Another thing to remember is that the bay is big as fuck. It goes from Highway 37 to the north, all the way to San Jose on the southern end and Pittsburg to the far east. Not far from inland delta port cities like Stockton. In essence, the body of water that our region is defined by is big as fuck. So, even if something is hella far from you, it doesn’t mean it’s not The Bay Area… Also, to the people that say if it doesn’t have BART, it’s not The Bay, ask them “which came first, the water or the trains?” Watch their heads explode.

The Conclusion

I’m done educating you guys on basic ass shit. Why does a loser who makes memes have to clean up the mess created by our shitty public schools? That’s for a different article. Just know the next time some moron comes to your house party and tells you San Jose isn’t The Bay, show them this article and tell them to shut the fuck up.


Like this article? Make sure to sign up for our mailing list so you never miss a goddamn thing!
Previous post

Best Places to Hear Outside Land for FREE in Golden Gate Park

Next post

How to Boycott Amazon

Abraham Woodliff - Bay Area Memelord

Abraham Woodliff - Bay Area Memelord

Abraham Woodliff is a San Francisco-based writer, editor and digital content creator known for Bay Area Memes, a local meme page that has amassed nearly 200k followers.
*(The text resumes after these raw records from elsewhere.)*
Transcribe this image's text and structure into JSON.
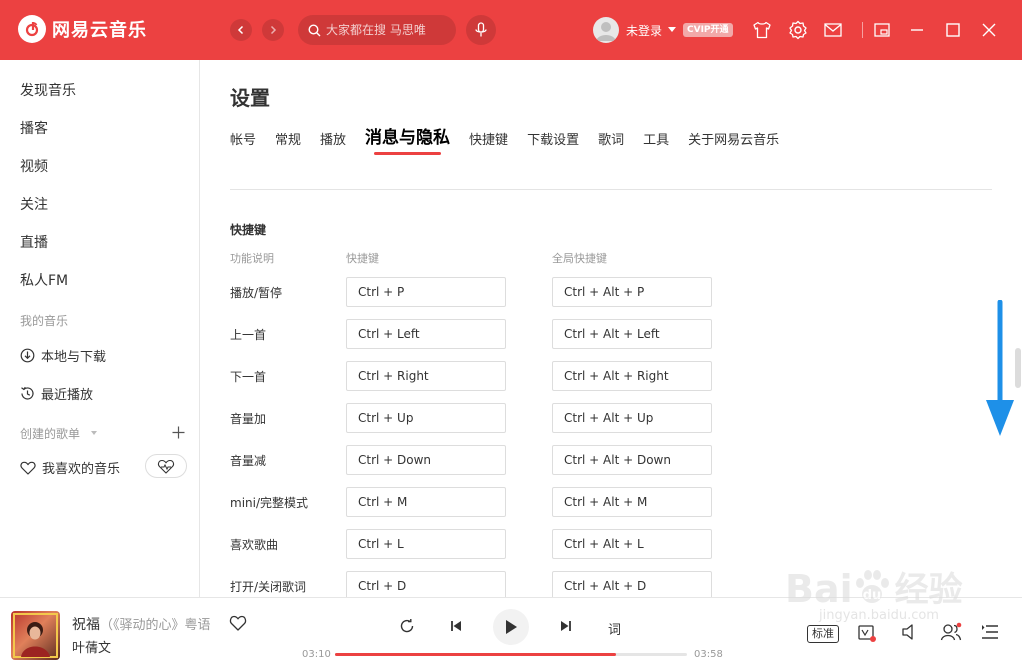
{
  "app": {
    "title": "网易云音乐",
    "accent_color": "#ec4141"
  },
  "header": {
    "back_icon": "chevron-left-icon",
    "forward_icon": "chevron-right-icon",
    "search_placeholder": "大家都在搜 马思唯",
    "mic_icon": "microphone-icon",
    "user_label": "未登录",
    "vip_badge": "CVIP开通",
    "icons": [
      "skin-icon",
      "settings-icon",
      "mail-icon",
      "mini-mode-icon",
      "minimize-icon",
      "maximize-icon",
      "close-icon"
    ]
  },
  "sidebar": {
    "items": [
      {
        "label": "发现音乐"
      },
      {
        "label": "播客"
      },
      {
        "label": "视频"
      },
      {
        "label": "关注"
      },
      {
        "label": "直播"
      },
      {
        "label": "私人FM"
      }
    ],
    "my_music_header": "我的音乐",
    "my_music_items": [
      {
        "label": "本地与下载",
        "icon": "download-icon"
      },
      {
        "label": "最近播放",
        "icon": "history-icon"
      }
    ],
    "playlists_header": "创建的歌单",
    "favorite_playlist": "我喜欢的音乐"
  },
  "settings": {
    "title": "设置",
    "tabs": [
      "帐号",
      "常规",
      "播放",
      "消息与隐私",
      "快捷键",
      "下载设置",
      "歌词",
      "工具",
      "关于网易云音乐"
    ],
    "active_tab": "消息与隐私",
    "shortcut_section_title": "快捷键",
    "columns": {
      "function": "功能说明",
      "shortcut": "快捷键",
      "global_shortcut": "全局快捷键"
    },
    "shortcuts": [
      {
        "function": "播放/暂停",
        "shortcut": "Ctrl + P",
        "global": "Ctrl + Alt + P"
      },
      {
        "function": "上一首",
        "shortcut": "Ctrl + Left",
        "global": "Ctrl + Alt + Left"
      },
      {
        "function": "下一首",
        "shortcut": "Ctrl + Right",
        "global": "Ctrl + Alt + Right"
      },
      {
        "function": "音量加",
        "shortcut": "Ctrl + Up",
        "global": "Ctrl + Alt + Up"
      },
      {
        "function": "音量减",
        "shortcut": "Ctrl + Down",
        "global": "Ctrl + Alt + Down"
      },
      {
        "function": "mini/完整模式",
        "shortcut": "Ctrl + M",
        "global": "Ctrl + Alt + M"
      },
      {
        "function": "喜欢歌曲",
        "shortcut": "Ctrl + L",
        "global": "Ctrl + Alt + L"
      },
      {
        "function": "打开/关闭歌词",
        "shortcut": "Ctrl + D",
        "global": "Ctrl + Alt + D"
      }
    ]
  },
  "player": {
    "song_title": "祝福",
    "song_subtitle": "（《驿动的心》粤语",
    "artist": "叶蒨文",
    "current_time": "03:10",
    "total_time": "03:58",
    "progress": 0.797,
    "lyric_button": "词",
    "quality_label": "标准",
    "icons": [
      "repeat-icon",
      "previous-icon",
      "play-icon",
      "next-icon",
      "sound-effect-icon",
      "volume-icon",
      "listen-together-icon",
      "playlist-icon"
    ]
  },
  "watermark": {
    "brand": "Bai",
    "brand_du": "du",
    "cn": "经验",
    "url": "jingyan.baidu.com"
  }
}
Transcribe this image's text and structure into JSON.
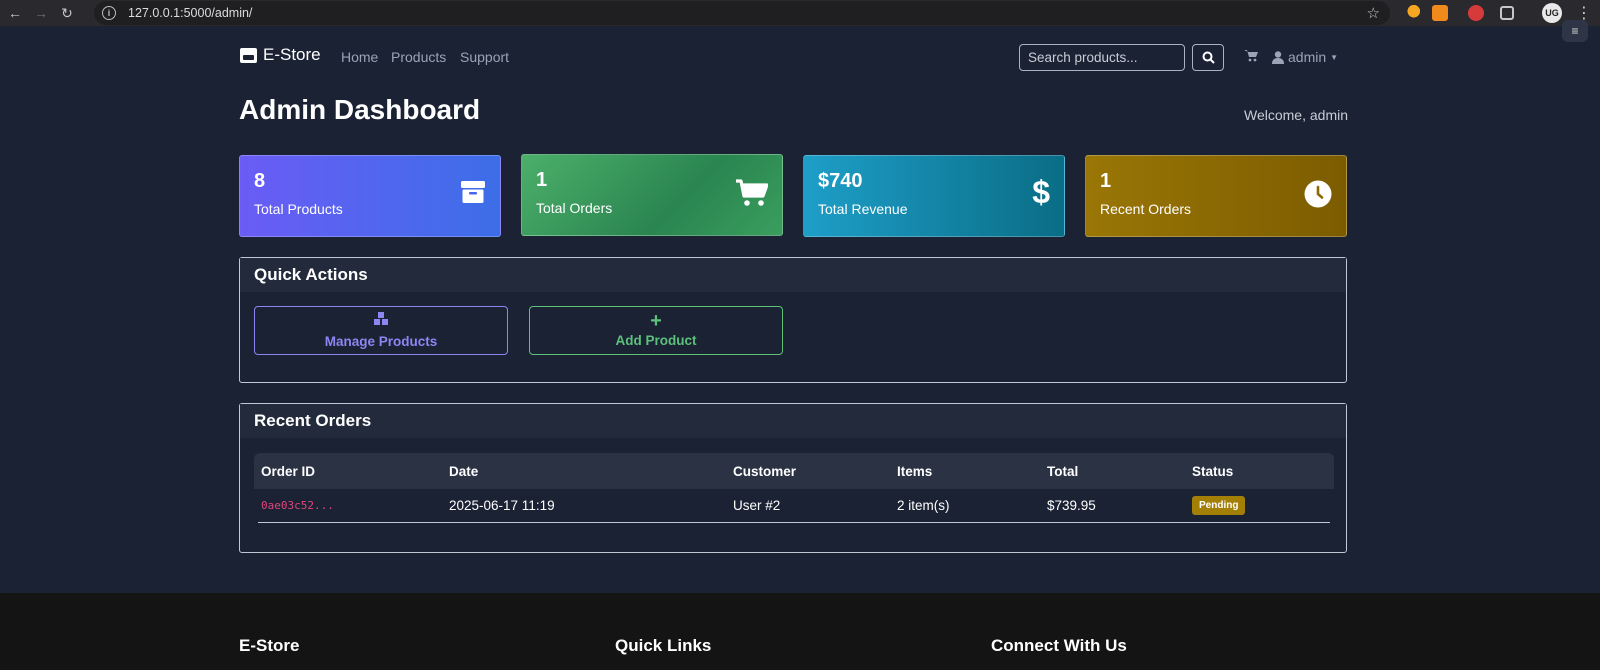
{
  "browser": {
    "url": "127.0.0.1:5000/admin/",
    "profile_initials": "UG"
  },
  "nav": {
    "brand": "E-Store",
    "links": [
      "Home",
      "Products",
      "Support"
    ],
    "search_placeholder": "Search products...",
    "user": "admin"
  },
  "header": {
    "title": "Admin Dashboard",
    "welcome": "Welcome, admin"
  },
  "stats": [
    {
      "value": "8",
      "label": "Total Products",
      "icon": "box-icon"
    },
    {
      "value": "1",
      "label": "Total Orders",
      "icon": "cart-icon"
    },
    {
      "value": "$740",
      "label": "Total Revenue",
      "icon": "dollar-icon"
    },
    {
      "value": "1",
      "label": "Recent Orders",
      "icon": "clock-icon"
    }
  ],
  "quick_actions": {
    "title": "Quick Actions",
    "manage_products": "Manage Products",
    "add_product": "Add Product"
  },
  "recent_orders": {
    "title": "Recent Orders",
    "columns": [
      "Order ID",
      "Date",
      "Customer",
      "Items",
      "Total",
      "Status"
    ],
    "rows": [
      {
        "order_id": "0ae03c52...",
        "date": "2025-06-17 11:19",
        "customer": "User #2",
        "items": "2 item(s)",
        "total": "$739.95",
        "status": "Pending"
      }
    ]
  },
  "footer": {
    "brand": "E-Store",
    "quick_links": "Quick Links",
    "connect": "Connect With Us"
  },
  "colors": {
    "page_bg": "#1a2234",
    "products_card": "#5a62f0",
    "orders_card": "#3a9e5e",
    "revenue_card": "#128aa8",
    "recent_card": "#8c6a04",
    "pending_badge": "#a37f06"
  }
}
His work has appeared in SFGATE, The Bold Italic and of course, His book of short stories, personal essays and poetry entitled Don't Drown on Dry Ground will be available early 2022.

No Comment

Leave a reply

Your email address will not be published.